<<<<

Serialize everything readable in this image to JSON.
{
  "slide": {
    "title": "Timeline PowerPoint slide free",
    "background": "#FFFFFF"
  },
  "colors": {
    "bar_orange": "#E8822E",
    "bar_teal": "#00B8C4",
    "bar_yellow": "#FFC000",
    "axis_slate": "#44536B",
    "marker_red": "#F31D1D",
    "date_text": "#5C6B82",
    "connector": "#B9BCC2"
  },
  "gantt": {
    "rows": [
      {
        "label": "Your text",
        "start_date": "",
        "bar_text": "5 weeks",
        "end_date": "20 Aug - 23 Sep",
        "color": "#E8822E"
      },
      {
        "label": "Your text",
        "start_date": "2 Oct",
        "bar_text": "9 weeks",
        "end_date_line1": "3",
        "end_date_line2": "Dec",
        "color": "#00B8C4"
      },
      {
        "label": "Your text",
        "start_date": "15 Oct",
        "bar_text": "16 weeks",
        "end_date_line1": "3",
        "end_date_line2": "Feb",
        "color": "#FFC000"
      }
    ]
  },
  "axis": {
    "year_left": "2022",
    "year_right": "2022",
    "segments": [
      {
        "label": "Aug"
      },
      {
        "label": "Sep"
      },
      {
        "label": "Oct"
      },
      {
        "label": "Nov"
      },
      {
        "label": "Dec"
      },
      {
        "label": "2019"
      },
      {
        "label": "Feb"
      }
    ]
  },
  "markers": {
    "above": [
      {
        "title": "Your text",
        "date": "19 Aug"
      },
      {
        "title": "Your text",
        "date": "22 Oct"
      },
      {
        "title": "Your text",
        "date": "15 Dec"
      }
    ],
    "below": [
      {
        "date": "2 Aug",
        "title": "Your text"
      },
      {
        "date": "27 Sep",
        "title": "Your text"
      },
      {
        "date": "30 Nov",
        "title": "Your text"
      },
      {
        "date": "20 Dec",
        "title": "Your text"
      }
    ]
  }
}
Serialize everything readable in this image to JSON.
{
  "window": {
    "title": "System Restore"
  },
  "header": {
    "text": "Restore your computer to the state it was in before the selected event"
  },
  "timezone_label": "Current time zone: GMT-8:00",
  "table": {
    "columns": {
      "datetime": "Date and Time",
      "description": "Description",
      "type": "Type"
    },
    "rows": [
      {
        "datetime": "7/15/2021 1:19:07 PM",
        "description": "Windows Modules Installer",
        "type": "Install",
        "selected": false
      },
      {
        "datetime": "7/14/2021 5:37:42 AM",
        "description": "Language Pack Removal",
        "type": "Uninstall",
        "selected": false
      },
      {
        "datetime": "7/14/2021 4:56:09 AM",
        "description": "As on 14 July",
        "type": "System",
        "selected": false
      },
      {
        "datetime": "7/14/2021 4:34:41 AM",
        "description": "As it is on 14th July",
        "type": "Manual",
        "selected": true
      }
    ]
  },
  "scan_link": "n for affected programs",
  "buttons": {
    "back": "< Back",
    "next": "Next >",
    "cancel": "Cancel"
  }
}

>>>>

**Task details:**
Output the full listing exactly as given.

**The completed task:**
Serialize everything readable in this image to JSON.
{
  "slide": {
    "title": "Timeline PowerPoint slide free",
    "background": "#FFFFFF"
  },
  "colors": {
    "bar_orange": "#E8822E",
    "bar_teal": "#00B8C4",
    "bar_yellow": "#FFC000",
    "axis_slate": "#44536B",
    "marker_red": "#F31D1D",
    "date_text": "#5C6B82",
    "connector": "#B9BCC2"
  },
  "gantt": {
    "rows": [
      {
        "label": "Your text",
        "start_date": "",
        "bar_text": "5 weeks",
        "end_date": "20 Aug - 23 Sep",
        "color": "#E8822E"
      },
      {
        "label": "Your text",
        "start_date": "2 Oct",
        "bar_text": "9 weeks",
        "end_date_line1": "3",
        "end_date_line2": "Dec",
        "color": "#00B8C4"
      },
      {
        "label": "Your text",
        "start_date": "15 Oct",
        "bar_text": "16 weeks",
        "end_date_line1": "3",
        "end_date_line2": "Feb",
        "color": "#FFC000"
      }
    ]
  },
  "axis": {
    "year_left": "2022",
    "year_right": "2022",
    "segments": [
      {
        "label": "Aug"
      },
      {
        "label": "Sep"
      },
      {
        "label": "Oct"
      },
      {
        "label": "Nov"
      },
      {
        "label": "Dec"
      },
      {
        "label": "2019"
      },
      {
        "label": "Feb"
      }
    ]
  },
  "markers": {
    "above": [
      {
        "title": "Your text",
        "date": "19 Aug"
      },
      {
        "title": "Your text",
        "date": "22 Oct"
      },
      {
        "title": "Your text",
        "date": "15 Dec"
      }
    ],
    "below": [
      {
        "date": "2 Aug",
        "title": "Your text"
      },
      {
        "date": "27 Sep",
        "title": "Your text"
      },
      {
        "date": "30 Nov",
        "title": "Your text"
      },
      {
        "date": "20 Dec",
        "title": "Your text"
      }
    ]
  }
}
Serialize everything readable in this image to JSON.
{
  "window": {
    "title": "System Restore"
  },
  "header": {
    "text": "Restore your computer to the state it was in before the selected event"
  },
  "timezone_label": "Current time zone: GMT-8:00",
  "table": {
    "columns": {
      "datetime": "Date and Time",
      "description": "Description",
      "type": "Type"
    },
    "rows": [
      {
        "datetime": "7/15/2021 1:19:07 PM",
        "description": "Windows Modules Installer",
        "type": "Install",
        "selected": false
      },
      {
        "datetime": "7/14/2021 5:37:42 AM",
        "description": "Language Pack Removal",
        "type": "Uninstall",
        "selected": false
      },
      {
        "datetime": "7/14/2021 4:56:09 AM",
        "description": "As on 14 July",
        "type": "System",
        "selected": false
      },
      {
        "datetime": "7/14/2021 4:34:41 AM",
        "description": "As it is on 14th July",
        "type": "Manual",
        "selected": true
      }
    ]
  },
  "scan_link": "n for affected programs",
  "buttons": {
    "back": "< Back",
    "next": "Next >",
    "cancel": "Cancel"
  }
}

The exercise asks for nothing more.